New Book Argues Showering Is Really Really Bad for Us
Rejoice, parents of stinky kids, who will no longer have to fight over bath time.
We thought daily showering was the stuff of a healthy lifestyle. Cleanliness and disease don’t mix, so the cleaner the better — or so the thinking goes. In reality, we are doing serious harm to our health. It’s time to quit showering. That’s the argument, at least, according to a new book by author and Atlantic staff-writer James Hamblin, Clean: The New Science of Skin, those hot, long, luxuriating showers and scrub sessions aren’t just terrible for our skin but for disease prevention efforts in general. In fact, Hamblin stopped using soap for his showers years ago, instead opting just to rinse off every once in a while, eschewing soaps, shampoos, conditioners, and other perfumed delights that make us all smell like fruits and flowers.
But why is showering so bad? According to Hamblin, when we grab our favorite lavender-scented-scrubby-soap and rub it all over our stinking selves, we’re actually destroying a microbial universe that exists on the surface of our skin. When we do that, per Hamblin, we temporarily “alter the microscopic populations,” either by getting rid of them altogether or getting rid of the resources that help them thrive.
That matters because microbiomes, as the population of microbes that live on the skin and in the gut are called, are very important for human beings: scientists have long maintained that microbiomes help maintain immunity, digestion, and can even regulate your mood. There are entire books about why kids should be encouraged to go outside and even eat dirt, and studies as to why children who have dogs from a very young age are healthier and less likely to develop allergies, due to the sheer number of germs they come into contact with after Fido drinks out of the toilet bowl and gives them a big fat kiss on the cheek.
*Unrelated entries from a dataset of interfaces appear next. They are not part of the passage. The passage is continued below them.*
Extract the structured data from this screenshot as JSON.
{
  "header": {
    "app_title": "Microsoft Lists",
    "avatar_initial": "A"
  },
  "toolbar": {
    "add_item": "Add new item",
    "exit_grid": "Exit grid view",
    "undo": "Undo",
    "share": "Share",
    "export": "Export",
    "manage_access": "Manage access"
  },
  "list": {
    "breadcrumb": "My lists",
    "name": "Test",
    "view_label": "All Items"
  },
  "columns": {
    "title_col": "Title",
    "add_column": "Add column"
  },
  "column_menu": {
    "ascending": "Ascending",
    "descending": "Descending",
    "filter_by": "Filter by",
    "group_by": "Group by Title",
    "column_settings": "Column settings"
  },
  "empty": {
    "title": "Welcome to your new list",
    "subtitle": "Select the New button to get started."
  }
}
If it sounds gross, it really kind of is. Most would shudder to put down the soap and embrace their summer stink in its full, rank glory. But Hamblin says that by using soap and wiping out microbes, we’re making ourselves vulnerable to maladies like eczema, food allergies, and more. Parents may hear this and actually take a sigh of relief. No longer is it necessary to scrub away at the dirt under an uncooperative kid’s fingernails, scrape away at their armpits or force them into a steaming hot bath every night as they protest a solid washing session. In fact, why not just skip bathtime altogether?